Student Health Service Director Madonna McDermott covers seven flu-related topics in her latest Pandemic Web site column.
Laird, a 1988 St. Thomas graduate, has been vice rector and a faculty member at the St. Paul Seminary School of Divinity.
You can still get a free ticket to the Orchestra Hall program and there are some openings for students at the Nov. 5 luncheons.
Dr. Mari Ann Graham, co-director of the institute, will lead the workshop that uses song, visual images and exercises.
The program is part of the CommUNITY Series at St. Thomas this semester.
David Bornstein will speak at House of Hope Oct. 25 and at a School of Engineering lunch here Oct. 26. A program to introduce the subject of social entrepreneurism is planned Oct. 21.
The talks are co-sponsored by St. Olaf Catholic Church and the John A. Ryan Institute for Catholic Social Thought at St. Thomas.
They are designed to improve access, especially in the area of health care, for underserved populations.
Exactly when the H1N1 vaccine will arrive on campus is not yet known, but when it does, the Student Health Service will hold H1N1 flu-shot clinics.
Viktora, who is working on her third degree from St. Thomas, has been teaching here for the past 24 years.
This is the fifth year running that St. Thomas’ School of Law has earned high marks nationally in the “Best Quality of Life” category.
Dr. Oscar Kashala is president of the Union for the Rebuilding of the Congo and will speak at a University of St. Thomas International Leadership Forum.
Students, staff and faculty are welcome to attend one of the three luncheons on Nov. 5 but reservations are required.
The five-session, Monday evening series starts Oct. 19 and is co-sponsored by St. Thomas’ Muslim-Christian Dialogue Center and Jay Phillips Center for Interfaith Learning.
One of three finalists being honored for their humanitarian work will receive the $1 million award at a Nov. 4 program at Orchestra Hall.
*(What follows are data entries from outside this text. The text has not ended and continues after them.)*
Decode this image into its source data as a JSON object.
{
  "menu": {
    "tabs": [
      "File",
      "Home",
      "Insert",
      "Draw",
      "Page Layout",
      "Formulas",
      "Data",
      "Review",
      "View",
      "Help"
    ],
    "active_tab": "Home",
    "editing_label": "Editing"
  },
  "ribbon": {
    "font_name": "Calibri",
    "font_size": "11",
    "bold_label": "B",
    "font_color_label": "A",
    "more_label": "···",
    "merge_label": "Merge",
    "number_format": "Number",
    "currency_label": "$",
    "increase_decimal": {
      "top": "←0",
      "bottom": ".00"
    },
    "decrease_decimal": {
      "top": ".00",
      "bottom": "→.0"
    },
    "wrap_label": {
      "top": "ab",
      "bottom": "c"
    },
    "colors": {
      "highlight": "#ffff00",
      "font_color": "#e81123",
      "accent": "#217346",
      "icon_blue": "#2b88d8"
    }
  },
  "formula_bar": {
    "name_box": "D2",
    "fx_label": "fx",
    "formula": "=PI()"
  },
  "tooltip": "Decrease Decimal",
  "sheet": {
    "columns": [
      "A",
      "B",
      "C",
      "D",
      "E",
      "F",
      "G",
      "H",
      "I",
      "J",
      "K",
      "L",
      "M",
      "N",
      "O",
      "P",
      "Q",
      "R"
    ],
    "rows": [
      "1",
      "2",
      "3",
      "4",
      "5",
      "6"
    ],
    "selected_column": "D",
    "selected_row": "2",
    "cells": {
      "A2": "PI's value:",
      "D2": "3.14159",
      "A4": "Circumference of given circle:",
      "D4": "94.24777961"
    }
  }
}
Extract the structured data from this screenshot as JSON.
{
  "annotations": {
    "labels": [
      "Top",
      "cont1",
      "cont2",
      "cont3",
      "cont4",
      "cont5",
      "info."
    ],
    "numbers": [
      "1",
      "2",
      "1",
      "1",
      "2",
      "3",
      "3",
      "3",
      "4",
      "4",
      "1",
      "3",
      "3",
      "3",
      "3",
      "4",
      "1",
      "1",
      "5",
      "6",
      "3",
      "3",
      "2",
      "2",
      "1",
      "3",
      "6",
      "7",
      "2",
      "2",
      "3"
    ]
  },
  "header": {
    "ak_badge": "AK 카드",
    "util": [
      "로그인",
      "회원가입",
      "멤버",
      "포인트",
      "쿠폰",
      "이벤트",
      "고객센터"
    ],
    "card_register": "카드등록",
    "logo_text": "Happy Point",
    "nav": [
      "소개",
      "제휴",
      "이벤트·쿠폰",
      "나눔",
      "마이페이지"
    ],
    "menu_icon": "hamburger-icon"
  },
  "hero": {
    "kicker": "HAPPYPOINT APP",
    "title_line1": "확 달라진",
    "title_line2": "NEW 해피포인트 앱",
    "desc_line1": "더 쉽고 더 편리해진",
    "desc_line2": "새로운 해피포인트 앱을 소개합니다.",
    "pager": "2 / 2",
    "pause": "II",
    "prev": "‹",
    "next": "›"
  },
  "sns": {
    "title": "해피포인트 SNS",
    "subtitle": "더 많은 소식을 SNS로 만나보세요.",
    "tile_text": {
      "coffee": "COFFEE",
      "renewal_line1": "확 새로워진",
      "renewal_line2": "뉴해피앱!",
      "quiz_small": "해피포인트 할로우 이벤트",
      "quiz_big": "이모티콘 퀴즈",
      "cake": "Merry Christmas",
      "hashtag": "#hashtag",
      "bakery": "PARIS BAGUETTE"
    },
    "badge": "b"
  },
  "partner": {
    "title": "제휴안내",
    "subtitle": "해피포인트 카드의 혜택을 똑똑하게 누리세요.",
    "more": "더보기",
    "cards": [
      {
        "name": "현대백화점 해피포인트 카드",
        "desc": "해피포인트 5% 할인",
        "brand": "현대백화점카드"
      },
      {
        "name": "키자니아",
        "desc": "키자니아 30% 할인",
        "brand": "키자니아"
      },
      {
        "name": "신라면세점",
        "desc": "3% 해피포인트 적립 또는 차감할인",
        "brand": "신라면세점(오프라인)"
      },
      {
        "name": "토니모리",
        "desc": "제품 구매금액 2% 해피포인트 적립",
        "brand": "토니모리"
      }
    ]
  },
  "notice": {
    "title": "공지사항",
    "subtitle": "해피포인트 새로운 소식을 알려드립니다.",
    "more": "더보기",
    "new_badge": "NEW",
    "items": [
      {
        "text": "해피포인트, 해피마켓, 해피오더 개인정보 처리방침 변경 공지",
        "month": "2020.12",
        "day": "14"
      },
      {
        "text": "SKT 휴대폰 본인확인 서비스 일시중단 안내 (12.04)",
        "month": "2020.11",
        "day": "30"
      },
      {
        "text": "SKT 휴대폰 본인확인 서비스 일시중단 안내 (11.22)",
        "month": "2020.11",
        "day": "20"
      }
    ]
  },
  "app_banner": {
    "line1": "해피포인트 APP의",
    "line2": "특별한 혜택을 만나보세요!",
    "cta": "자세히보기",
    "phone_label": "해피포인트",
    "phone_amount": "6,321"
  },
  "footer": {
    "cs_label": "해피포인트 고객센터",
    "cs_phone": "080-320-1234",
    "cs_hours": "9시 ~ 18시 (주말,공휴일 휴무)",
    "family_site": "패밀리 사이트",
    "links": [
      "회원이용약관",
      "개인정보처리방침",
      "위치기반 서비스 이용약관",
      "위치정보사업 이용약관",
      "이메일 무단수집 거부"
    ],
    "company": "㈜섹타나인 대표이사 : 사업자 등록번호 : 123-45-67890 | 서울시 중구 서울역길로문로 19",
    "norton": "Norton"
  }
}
The religion correspondent for National Public Radio is the first of four speakers planned here for Minnesota Public Radio’s 2009-2010 Broadcast Journalist Series.
This week’s update shows 28 new flu cases at St. Thomas since last week’s report. The H1N1 vaccine is expected to arrive later this month.
The university continues to diversify its student body, one of the goals of its Opening Doors capital campaign.
The number of new cases ranges from one to 13 per day, according to this week’s campus flu update.
Merkle, a theology professor at St. John’s and St. Benedict, has been serving as the center’s interim director since the retirement of Rabbi Barry Cytron.
Gips is an internationally recognized ecologist and sustainability leader.